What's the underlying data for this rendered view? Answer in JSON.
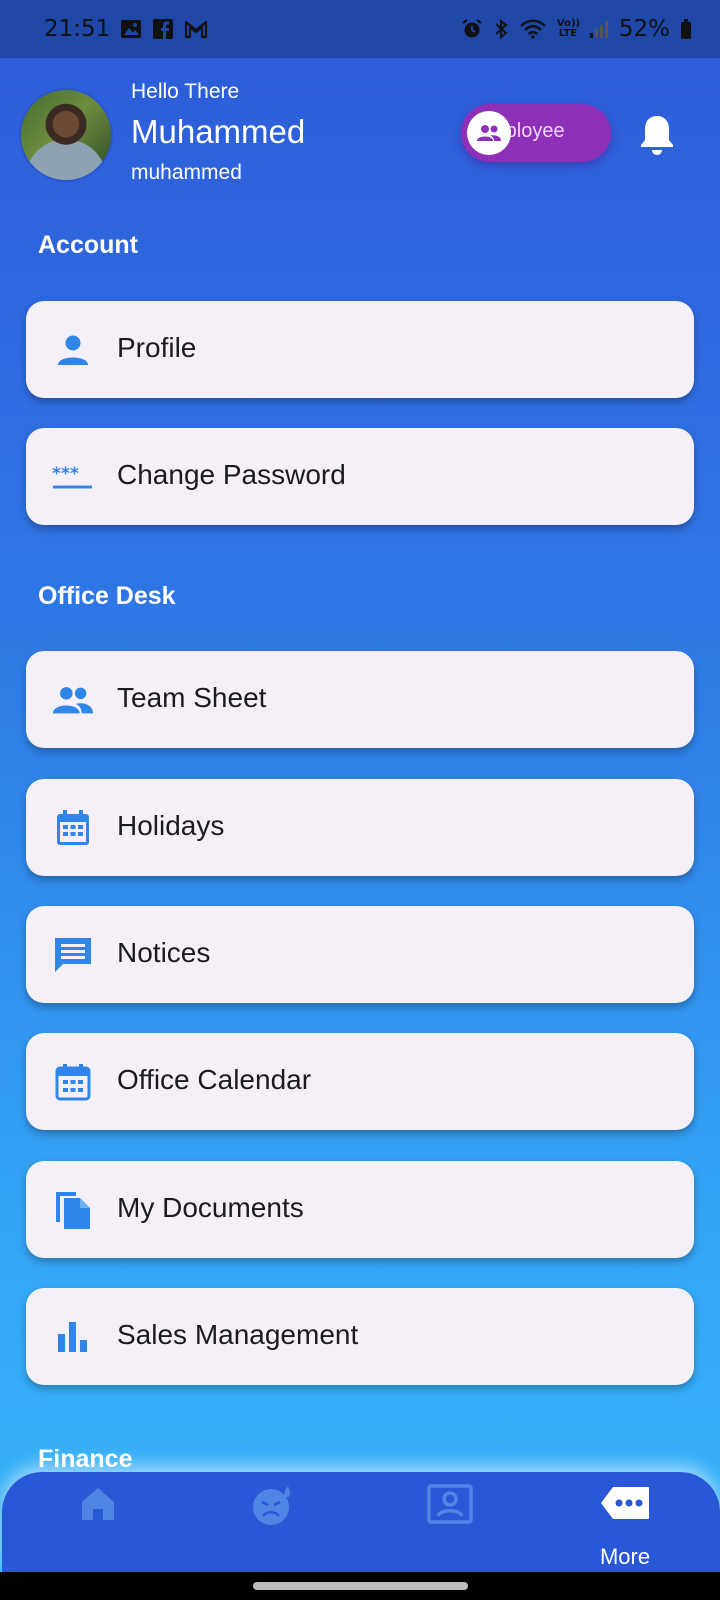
{
  "status_bar": {
    "time": "21:51",
    "battery": "52%",
    "left_icons": [
      "gallery-icon",
      "facebook-icon",
      "gmail-icon"
    ],
    "right_icons": [
      "alarm-icon",
      "bluetooth-icon",
      "wifi-icon",
      "volte-icon",
      "signal-icon",
      "battery-icon"
    ],
    "volte_label": "Vo)) LTE"
  },
  "header": {
    "greeting": "Hello There",
    "name": "Muhammed",
    "username": "muhammed",
    "role": "mployee",
    "role_icon": "group-icon",
    "notifications_icon": "bell-icon"
  },
  "sections": {
    "account": {
      "title": "Account",
      "items": [
        {
          "label": "Profile",
          "icon": "person-icon"
        },
        {
          "label": "Change Password",
          "icon": "password-icon"
        }
      ]
    },
    "office_desk": {
      "title": "Office Desk",
      "items": [
        {
          "label": "Team Sheet",
          "icon": "people-icon"
        },
        {
          "label": "Holidays",
          "icon": "calendar-grid-icon"
        },
        {
          "label": "Notices",
          "icon": "message-icon"
        },
        {
          "label": "Office Calendar",
          "icon": "calendar-icon"
        },
        {
          "label": "My Documents",
          "icon": "documents-icon"
        },
        {
          "label": "Sales Management",
          "icon": "bar-chart-icon"
        }
      ]
    },
    "finance": {
      "title": "Finance"
    }
  },
  "bottom_nav": {
    "items": [
      {
        "icon": "home-icon",
        "label": ""
      },
      {
        "icon": "mood-icon",
        "label": ""
      },
      {
        "icon": "contact-card-icon",
        "label": ""
      },
      {
        "icon": "more-icon",
        "label": "More"
      }
    ]
  },
  "colors": {
    "accent_icon": "#2f86e8",
    "card_bg": "#f5f0f7",
    "role_pill": "#8e2fb8",
    "nav_bg": "#2a57d6"
  }
}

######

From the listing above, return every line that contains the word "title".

### Written solution
      "title": "Account",
      "title": "Office Desk",
      "title": "Finance"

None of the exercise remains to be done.